Firefox has been my main browser over the past 10 years and apart from the odd performance issue, I seldom had any other issue with it. Usually after a year when it would start to slow down, I would wipe its profile to bring its performance to a like-new installation again.
Over the past few years, some of my friends started criticising its memory usage, particularly with multiple tabs open and a few have since moved to another browser. With 12GB of RAM in my PC, I never really noticed its RAM usage until I started checking the task manager. However, over the past few months, I started noticing another issue where when I left certain websites open in other tabs for more than 10 minutes such as those containing Flash ads, it would stutter, particularly when scrolling or typing in the browser.
So as a quick test, I opened up 10 tabs with flash-heavy websites, opened Task manager and monitored the Firefox process without touching the PC. To my surprise, Firefox’s memory usage started climbing and kept on going up, hitting 1GB in just 10 minutes. I began to wonder whether this was just a fault with Firefox or if other browsers did the same, so I decided to run the following experiment.
I started by installing Firefox Portable in a new folder so it runs with a clean profile and independent of the main Firefox installation. I then launched Internet Explorer, Opera, Chrome and Firefox Portable and opened Google.ie in the four browsers. I took memory readings of the browser processes and then opened the Donegal Daily website in the same single tab. Donegal Daily is my local community news website that has multiple Flash and animated ads, making it ideal for this test.

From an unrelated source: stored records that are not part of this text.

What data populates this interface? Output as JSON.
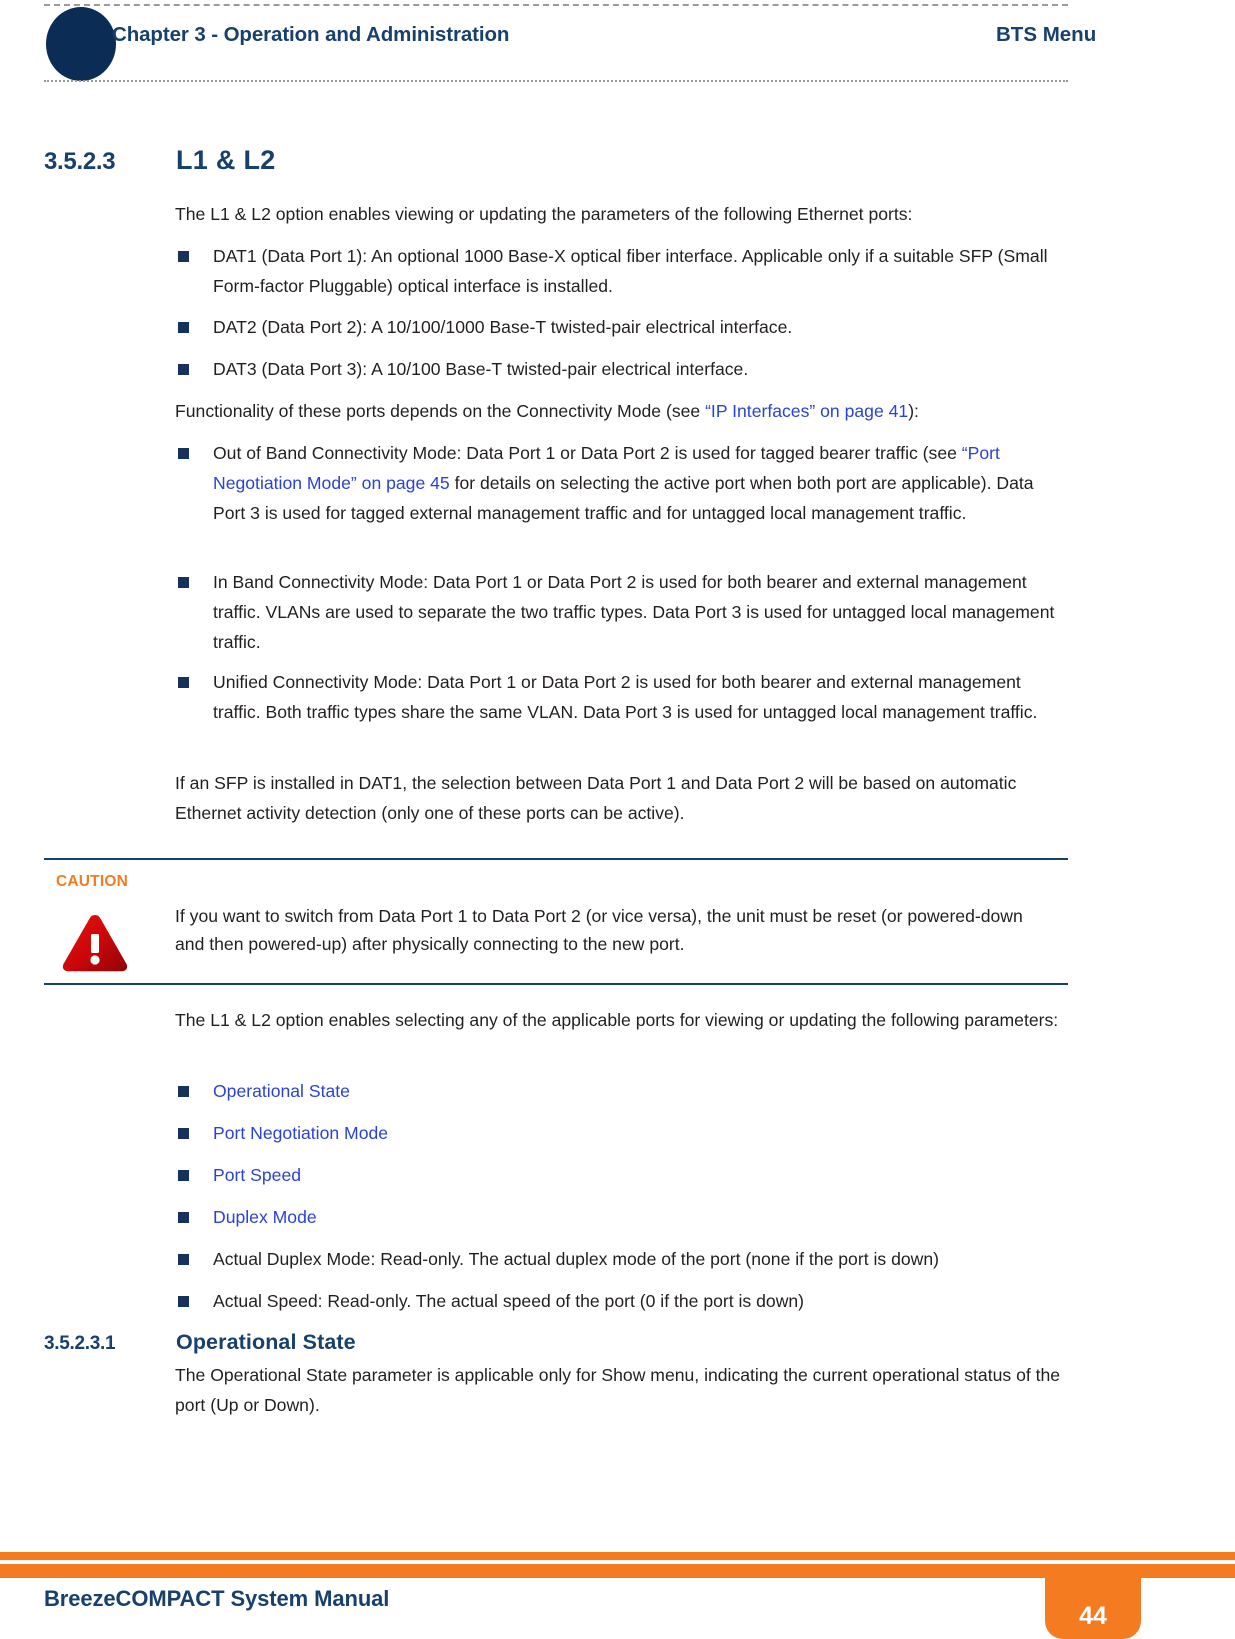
{
  "header": {
    "chapter": "Chapter 3 - Operation and Administration",
    "section": "BTS Menu",
    "dot_icon": "navy-circle-icon"
  },
  "section": {
    "number": "3.5.2.3",
    "title": "L1 & L2"
  },
  "intro_paragraph": "The L1 & L2 option enables viewing or updating the parameters of the following Ethernet ports:",
  "port_bullets": [
    "DAT1 (Data Port 1): An optional 1000 Base-X optical fiber interface. Applicable only if a suitable SFP (Small Form-factor Pluggable) optical interface is installed.",
    "DAT2 (Data Port 2): A 10/100/1000 Base-T twisted-pair electrical interface.",
    "DAT3 (Data Port 3): A 10/100 Base-T twisted-pair electrical interface."
  ],
  "functionality_paragraph": {
    "before_link": "Functionality of these ports depends on the Connectivity Mode (see ",
    "link": "“IP Interfaces” on page 41",
    "after_link": "):"
  },
  "mode_bullets": [
    {
      "before_link": "Out of Band Connectivity Mode: Data Port 1 or Data Port 2 is used for tagged bearer traffic (see ",
      "link": "“Port Negotiation Mode” on page 45",
      "after_link": " for details on selecting the active port when both port are applicable). Data Port 3 is used for tagged external management traffic and for untagged local management traffic."
    },
    {
      "before_link": "In Band Connectivity Mode: Data Port 1 or Data Port 2 is used for both bearer and external management traffic. VLANs are used to separate the two traffic types. Data Port 3 is used for untagged local management traffic.",
      "link": "",
      "after_link": ""
    },
    {
      "before_link": "Unified Connectivity Mode: Data Port 1 or Data Port 2 is used for both bearer and external management traffic. Both traffic types share the same VLAN. Data Port 3 is used for untagged local management traffic.",
      "link": "",
      "after_link": ""
    }
  ],
  "sfp_paragraph": "If an SFP is installed in DAT1, the selection between Data Port 1 and Data Port 2 will be based on automatic Ethernet activity detection (only one of these ports can be active).",
  "caution": {
    "label": "CAUTION",
    "icon": "warning-triangle-icon",
    "text": "If you want to switch from Data Port 1 to Data Port 2 (or vice versa), the unit must be reset (or powered-down and then powered-up) after physically connecting to the new port."
  },
  "params_paragraph": "The L1 & L2 option enables selecting any of the applicable ports for viewing or updating the following parameters:",
  "param_bullets": [
    {
      "text": "Operational State",
      "is_link": true
    },
    {
      "text": "Port Negotiation Mode",
      "is_link": true
    },
    {
      "text": "Port Speed",
      "is_link": true
    },
    {
      "text": "Duplex Mode",
      "is_link": true
    },
    {
      "text": "Actual Duplex Mode: Read-only. The actual duplex mode of the port (none if the port is down)",
      "is_link": false
    },
    {
      "text": "Actual Speed: Read-only. The actual speed of the port (0 if the port is down)",
      "is_link": false
    }
  ],
  "subsection": {
    "number": "3.5.2.3.1",
    "title": "Operational State",
    "paragraph": "The Operational State parameter is applicable only for Show menu, indicating the current operational status of the port (Up or Down)."
  },
  "footer": {
    "title": "BreezeCOMPACT System Manual",
    "page_number": "44"
  },
  "colors": {
    "navy": "#17406d",
    "dark_navy": "#0a2c55",
    "orange": "#f47b20",
    "link_blue": "#2b42d6",
    "bullet": "#16315c",
    "caution_red": "#d81212"
  }
}
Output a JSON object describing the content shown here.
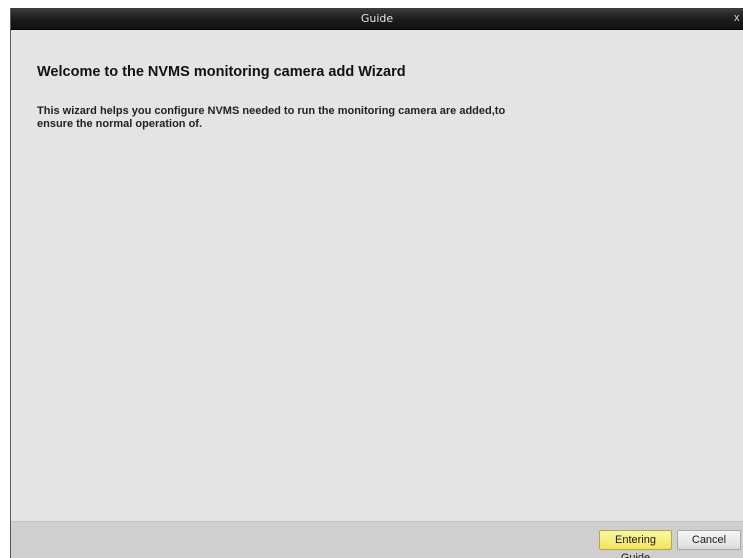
{
  "window": {
    "title": "Guide",
    "close_label": "x"
  },
  "content": {
    "heading": "Welcome to the NVMS  monitoring camera add Wizard",
    "description": "This wizard helps you configure NVMS  needed to run the monitoring camera are added,to ensure the normal operation of."
  },
  "footer": {
    "entering_guide_label": "Entering Guide",
    "cancel_label": "Cancel"
  },
  "colors": {
    "titlebar": "#1b1b1b",
    "body": "#e4e4e4",
    "footer": "#cfcfcf",
    "primary_button": "#f0e65a"
  }
}
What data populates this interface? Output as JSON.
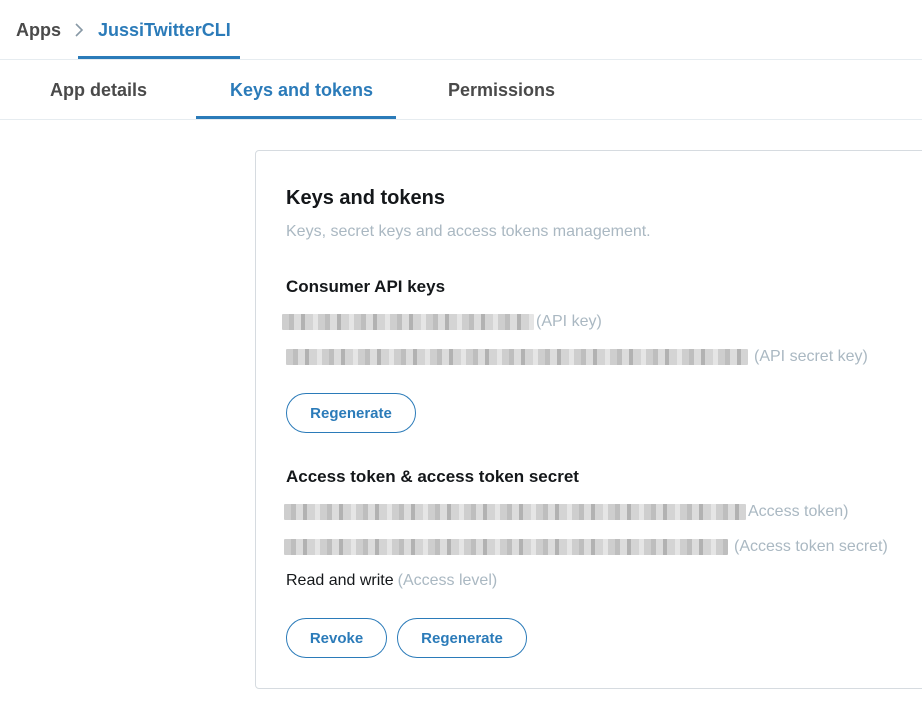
{
  "breadcrumb": {
    "root": "Apps",
    "current": "JussiTwitterCLI",
    "separator_icon": "chevron-right-icon"
  },
  "tabs": [
    {
      "label": "App details",
      "active": false
    },
    {
      "label": "Keys and tokens",
      "active": true
    },
    {
      "label": "Permissions",
      "active": false
    }
  ],
  "card": {
    "title": "Keys and tokens",
    "subtitle": "Keys, secret keys and access tokens management.",
    "consumer": {
      "title": "Consumer API keys",
      "api_key_hint": "(API key)",
      "api_secret_hint": "(API secret key)",
      "regenerate_label": "Regenerate"
    },
    "access": {
      "title": "Access token & access token secret",
      "token_hint": "Access token)",
      "secret_hint": "(Access token secret)",
      "level_value": "Read and write",
      "level_hint": "(Access level)",
      "revoke_label": "Revoke",
      "regenerate_label": "Regenerate"
    }
  },
  "colors": {
    "accent": "#2b7bb9",
    "muted": "#aab8c2",
    "border": "#d6dbe0"
  }
}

For the memory readings, I used the Windows Task Manager and sorted the processes by name to group processes together. As each browser uses multiple processes, I added up the values in the ‘Memory (Private working set)’ for the main processes of each browser. I did not include the Flash plug-in processes as it is unclear which browser is using which Flash process. On the other hand, no Flash process used more than 32MB throughout this test.
With the Donegal Daily website loaded in each browser and sitting idle for 2 minutes to ensure its content has fully loaded, I took another set of memory readings. I left the PC idle for 30 minutes and took screenshots of the task manager process listings to collect memory and CPU usage timings. Like with the memory readings, I added up the CPU usage readings of the main processes for each browser. Finally, I opened Google.ie in the four browsers, let them idle for 2 minutes and took one more set of memory readings.
The following are the results, with green and red highlighting the lowest and highest readings, respectively:
When the browsers are launched, Opera and Chrome use quite a lot of RAM, nearly three times that of Internet Explorer. Firefox’s usage is 84MB which doesn’t seem as bad to start with. Internet Explorer is using just over 45MB.
With the Donegal Daily website opened in each browser and left to settle for about 2 minutes, the memory usage goes up dramatically with each browser using nearly 3 times the initial RAM usage. This is not really surprising considering that website homepage currently contains 12 advertisements, most of which are Flash based and animated.
After 30 minutes with this single tab left open in each browser, every browser used additional memory. Not only did Firefox use 6 times more memory while left untouched for 30 minutes, it used about 16.5 minutes of CPU usage! Chrome nearly doubled its memory usage and used about 6 minutes of CPU usage. Opera used just 80MB of additional memory and less than 5 minutes of CPU usage.
Internet Explorer which was once considered a resource hog clearly stands out now in this test using just 16MB more RAM than when the test started and about 3.5 minutes of CPU time. To rule out ads failing to load or the Flash plug-in crashing, I checked each browser and the Flash ads were still loaded and any animated ads still playing. It is also worth noting that the Firefox process usage was intermittently spiking to 1600MB at this point, while the other browsers had a fairly stable memory usage.
As a final memory leak test, I loaded up Google.ie in the same tab in each browser so that they were all displaying the same webpage when I took the initial memory readings. Firefox took about 5 seconds to respond to my keystrokes at this point, likely due to its heavy resource usage at this point. Surprisingly, all four browsers managed to recover most of their memory usage once left to settle for about a minute. Although Internet Explorer is using nearly double its initial RAM usage, it is clearly ahead of the other three, with Firefox using nearly 300MB with just the Google homepage open.